Tuesday, May 15, 2012

Down the Skyscraper


Ben Grasso
It was Andrew Lawrence, the inventor of the skyscraper index, who pointed out that the building of the world’s tallest buildings is a good proxy for dating the onset of major economic downturns. His index has stood the test of time; the few times when it made an incorrect prediction can be adequately explained by exceptional circumstances, such as the onset of world wars. It is now being put to the test again, and we ignore its advice at our own peril.

In “Skyscrapers and Business Cycles” Mark Thornton writes:

“The ability of the index to predict economic collapse is surprising. For example, the Panic of 1907 was presaged by the building of the Singer Building (completed in 1908) and the Metropolitan Life Building (completed in 1909). The skyscraper index also accurately predicted the Great Depression with the completion of 40 Wall Tower in 1929, the Chrysler Building in 1930, and the Empire State Building in 1931.”

Tuesday, May 08, 2012

Shale Gas: The View from Russia


[En español] [En français] [In italiano]
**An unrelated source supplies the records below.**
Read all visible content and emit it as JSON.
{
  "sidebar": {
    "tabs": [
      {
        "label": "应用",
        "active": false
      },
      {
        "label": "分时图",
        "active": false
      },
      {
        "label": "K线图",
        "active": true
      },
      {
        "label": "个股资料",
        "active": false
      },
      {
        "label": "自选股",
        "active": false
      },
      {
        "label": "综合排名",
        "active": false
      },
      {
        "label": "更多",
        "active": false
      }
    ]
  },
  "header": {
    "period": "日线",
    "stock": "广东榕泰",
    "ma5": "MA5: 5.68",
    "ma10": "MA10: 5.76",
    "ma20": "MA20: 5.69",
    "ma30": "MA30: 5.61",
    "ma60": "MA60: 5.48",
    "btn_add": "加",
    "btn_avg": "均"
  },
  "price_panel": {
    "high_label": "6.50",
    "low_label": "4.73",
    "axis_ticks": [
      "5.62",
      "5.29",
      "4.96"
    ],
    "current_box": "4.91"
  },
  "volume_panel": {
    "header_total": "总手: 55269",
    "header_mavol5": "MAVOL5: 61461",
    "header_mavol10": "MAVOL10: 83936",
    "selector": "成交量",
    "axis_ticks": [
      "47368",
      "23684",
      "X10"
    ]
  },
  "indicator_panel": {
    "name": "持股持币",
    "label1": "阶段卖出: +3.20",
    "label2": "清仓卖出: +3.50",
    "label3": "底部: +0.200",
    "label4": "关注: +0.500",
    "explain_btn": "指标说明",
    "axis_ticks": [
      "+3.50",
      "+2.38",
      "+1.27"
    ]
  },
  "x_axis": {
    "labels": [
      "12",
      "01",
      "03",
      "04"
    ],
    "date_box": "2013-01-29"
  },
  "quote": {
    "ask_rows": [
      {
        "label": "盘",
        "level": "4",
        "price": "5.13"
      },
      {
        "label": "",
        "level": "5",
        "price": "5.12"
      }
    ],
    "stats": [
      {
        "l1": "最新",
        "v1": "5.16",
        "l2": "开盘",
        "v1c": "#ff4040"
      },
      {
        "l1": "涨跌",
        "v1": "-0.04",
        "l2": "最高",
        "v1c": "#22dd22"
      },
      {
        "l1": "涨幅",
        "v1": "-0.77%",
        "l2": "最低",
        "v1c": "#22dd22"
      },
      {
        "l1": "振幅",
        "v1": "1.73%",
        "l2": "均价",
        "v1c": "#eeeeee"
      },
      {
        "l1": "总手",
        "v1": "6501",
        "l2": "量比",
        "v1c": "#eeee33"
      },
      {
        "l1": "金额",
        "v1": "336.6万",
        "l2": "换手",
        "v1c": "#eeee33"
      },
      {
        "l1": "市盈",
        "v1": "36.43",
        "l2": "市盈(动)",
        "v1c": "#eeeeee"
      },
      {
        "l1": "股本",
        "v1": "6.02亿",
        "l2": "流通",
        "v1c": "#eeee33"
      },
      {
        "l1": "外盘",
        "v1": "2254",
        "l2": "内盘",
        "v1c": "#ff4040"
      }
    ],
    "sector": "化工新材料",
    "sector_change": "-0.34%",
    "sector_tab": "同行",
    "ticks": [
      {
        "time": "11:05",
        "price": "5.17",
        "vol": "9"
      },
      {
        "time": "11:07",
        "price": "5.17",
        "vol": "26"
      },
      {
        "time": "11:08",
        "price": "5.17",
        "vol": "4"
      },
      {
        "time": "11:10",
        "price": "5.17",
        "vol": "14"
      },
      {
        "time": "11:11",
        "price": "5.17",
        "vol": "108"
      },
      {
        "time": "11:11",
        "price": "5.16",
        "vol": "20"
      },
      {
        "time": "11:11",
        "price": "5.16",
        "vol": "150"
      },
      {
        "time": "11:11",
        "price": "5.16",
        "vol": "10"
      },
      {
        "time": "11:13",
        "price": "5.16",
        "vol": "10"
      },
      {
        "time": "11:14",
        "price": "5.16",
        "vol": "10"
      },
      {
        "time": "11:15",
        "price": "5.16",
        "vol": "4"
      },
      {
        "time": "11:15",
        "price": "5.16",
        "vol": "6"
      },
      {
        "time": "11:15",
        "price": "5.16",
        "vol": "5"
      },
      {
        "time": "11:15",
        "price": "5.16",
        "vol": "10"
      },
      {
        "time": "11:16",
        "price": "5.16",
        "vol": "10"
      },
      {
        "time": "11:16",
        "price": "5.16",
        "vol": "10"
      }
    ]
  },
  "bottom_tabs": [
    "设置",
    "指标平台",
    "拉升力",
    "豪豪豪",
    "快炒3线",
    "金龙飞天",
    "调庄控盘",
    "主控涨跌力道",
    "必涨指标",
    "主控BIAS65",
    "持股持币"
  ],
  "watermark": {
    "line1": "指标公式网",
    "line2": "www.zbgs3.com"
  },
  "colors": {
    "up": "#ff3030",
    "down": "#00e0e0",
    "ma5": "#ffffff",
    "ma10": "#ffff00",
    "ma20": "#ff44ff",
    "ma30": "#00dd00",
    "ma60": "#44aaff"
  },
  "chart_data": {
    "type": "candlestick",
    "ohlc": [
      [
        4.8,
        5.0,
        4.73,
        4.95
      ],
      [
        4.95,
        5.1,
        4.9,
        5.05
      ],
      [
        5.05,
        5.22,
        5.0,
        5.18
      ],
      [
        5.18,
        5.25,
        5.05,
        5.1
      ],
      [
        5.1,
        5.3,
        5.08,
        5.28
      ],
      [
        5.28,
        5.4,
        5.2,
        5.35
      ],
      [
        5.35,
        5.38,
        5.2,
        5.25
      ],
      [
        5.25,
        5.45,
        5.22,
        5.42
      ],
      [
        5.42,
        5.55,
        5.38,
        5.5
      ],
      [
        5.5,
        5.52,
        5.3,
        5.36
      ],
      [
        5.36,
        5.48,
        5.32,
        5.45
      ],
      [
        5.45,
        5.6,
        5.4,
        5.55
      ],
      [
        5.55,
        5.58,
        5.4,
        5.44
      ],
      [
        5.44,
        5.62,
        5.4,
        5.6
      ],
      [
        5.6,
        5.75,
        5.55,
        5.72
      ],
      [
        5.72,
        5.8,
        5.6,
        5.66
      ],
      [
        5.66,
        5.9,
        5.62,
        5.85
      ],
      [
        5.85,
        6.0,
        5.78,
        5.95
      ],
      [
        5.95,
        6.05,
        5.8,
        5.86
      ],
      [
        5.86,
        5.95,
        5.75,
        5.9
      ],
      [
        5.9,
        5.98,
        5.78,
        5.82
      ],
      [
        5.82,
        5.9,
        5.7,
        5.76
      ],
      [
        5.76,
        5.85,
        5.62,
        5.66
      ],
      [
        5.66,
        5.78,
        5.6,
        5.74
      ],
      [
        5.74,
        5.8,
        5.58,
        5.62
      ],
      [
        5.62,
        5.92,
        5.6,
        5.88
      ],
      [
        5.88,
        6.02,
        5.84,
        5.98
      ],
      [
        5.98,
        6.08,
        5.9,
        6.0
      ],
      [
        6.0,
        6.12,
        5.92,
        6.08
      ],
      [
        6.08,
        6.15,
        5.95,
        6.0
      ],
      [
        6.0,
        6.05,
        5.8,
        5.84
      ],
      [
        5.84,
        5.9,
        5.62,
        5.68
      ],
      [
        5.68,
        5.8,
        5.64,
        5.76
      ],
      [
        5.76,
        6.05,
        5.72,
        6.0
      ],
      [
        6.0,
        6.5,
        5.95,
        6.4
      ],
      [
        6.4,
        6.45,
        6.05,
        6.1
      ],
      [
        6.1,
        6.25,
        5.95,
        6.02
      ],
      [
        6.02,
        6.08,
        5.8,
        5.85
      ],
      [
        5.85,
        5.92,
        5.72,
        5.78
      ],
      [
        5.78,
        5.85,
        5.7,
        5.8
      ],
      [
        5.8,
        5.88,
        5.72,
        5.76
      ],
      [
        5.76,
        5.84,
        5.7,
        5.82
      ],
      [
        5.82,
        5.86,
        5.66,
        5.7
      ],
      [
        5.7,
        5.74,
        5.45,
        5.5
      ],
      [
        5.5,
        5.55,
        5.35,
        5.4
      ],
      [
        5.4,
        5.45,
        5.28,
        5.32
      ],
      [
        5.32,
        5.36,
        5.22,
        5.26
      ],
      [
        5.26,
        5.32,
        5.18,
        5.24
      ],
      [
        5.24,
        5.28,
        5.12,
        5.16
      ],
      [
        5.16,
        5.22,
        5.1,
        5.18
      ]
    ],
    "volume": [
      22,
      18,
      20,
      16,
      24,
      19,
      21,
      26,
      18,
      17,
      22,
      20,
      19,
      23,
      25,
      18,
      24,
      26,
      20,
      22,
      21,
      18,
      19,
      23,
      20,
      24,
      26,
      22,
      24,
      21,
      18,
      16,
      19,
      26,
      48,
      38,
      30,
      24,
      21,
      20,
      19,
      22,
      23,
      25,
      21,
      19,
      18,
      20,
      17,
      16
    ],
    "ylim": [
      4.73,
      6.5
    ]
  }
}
The official shale gas story goes something like this: recent technological breakthroughs by US energy companies have made it possible to tap an abundant but previously inaccessible source of clean, environmentally friendly natural gas. This has enabled the US to become the world leader in natural gas production, overtaking Russia, and getting ready to end of Russia's gas monopoly in Europe. Moreover, this new shale gas is found in many parts of the world, and will, in due course, enable the majority of the world's countries to achieve independence from traditional gas producers. Consequently, the ability of those countries with the largest natural gas reserves—Russia and Iran—to control the market for natural gas will be reduced, along with their overall geopolitical influence.

If this were the case, then we should expect the Kremlin, along with Gazprom, to be quaking in their boots. But are they?

Sunday, May 06, 2012

Memorial Day Plans

The Age of Limits: Conversations on the Collapse of The Global Industrial Model
 
Friday May 25th thru Monday May 28th, 2012

Memorial Day Weekend at the beautiful Four Quarters Interfaith Sanctuary. If you are in reasonable traveling distance of Artemas, PA, please join us.

There will be talks, workshops and moderated discussions on specific topics of interest with John Michael Greer, Carolyn Baker, Dmitry Orlov (that's me), Gail Tverberg, Thomas Whipple and others.

Here are my talks:

Tuesday, May 01, 2012

Making the Internet Safe for Anarchy


[En français] [In italiano]

Suppose you wanted to achieve some significant political effect; say, prevent or stop an unjust war. You could organize gigantic demonstrations, with hundreds of thousands of people marching in the streets, shouting slogans and waving anti-war banners. You could write angry editorials in newspapers and on blogs denouncing the falseness of the casus belli. You could write and phone and email your elected and unelected representatives, asking them to put a stop to it, and they would respond that they will of course try, and by the way could you please make a campaign contribution? You could also seethe and steam and lose sleep and appetite over the disgusting thing your country is about to do or is already doing. Would that stop the war? Alas, no. How many people protested the war in Iraq? And what did that achieve? Precisely nothing.

You see, the slogan “speak truth to power” has certain limitations. The trouble with this slogan is that it ignores the fact that power will not listen and the fact that the people already know the truth and even make jokes about it. Those in power may appear to be persuaded or dissuaded, but only if it is to their advantage to do so. They will also sometimes choose to co-opt, and then quietly subvert, popular movements, in order to legitimize themselves in the eyes of those who would otherwise oppose them. But, in general, they cannot be shifted from pursuing a course they see as advantageous by mere rhetoric from those outside their ranks. Some weaker regimes may be sensitive to embarrassment, provided the criticisms are voiced by high-profile individuals in internationally recognized positions of authority, but these same criticisms backfire when aimed at the stronger regimes, because they make those who voice them themselves appear ridiculous, engaged in something futile.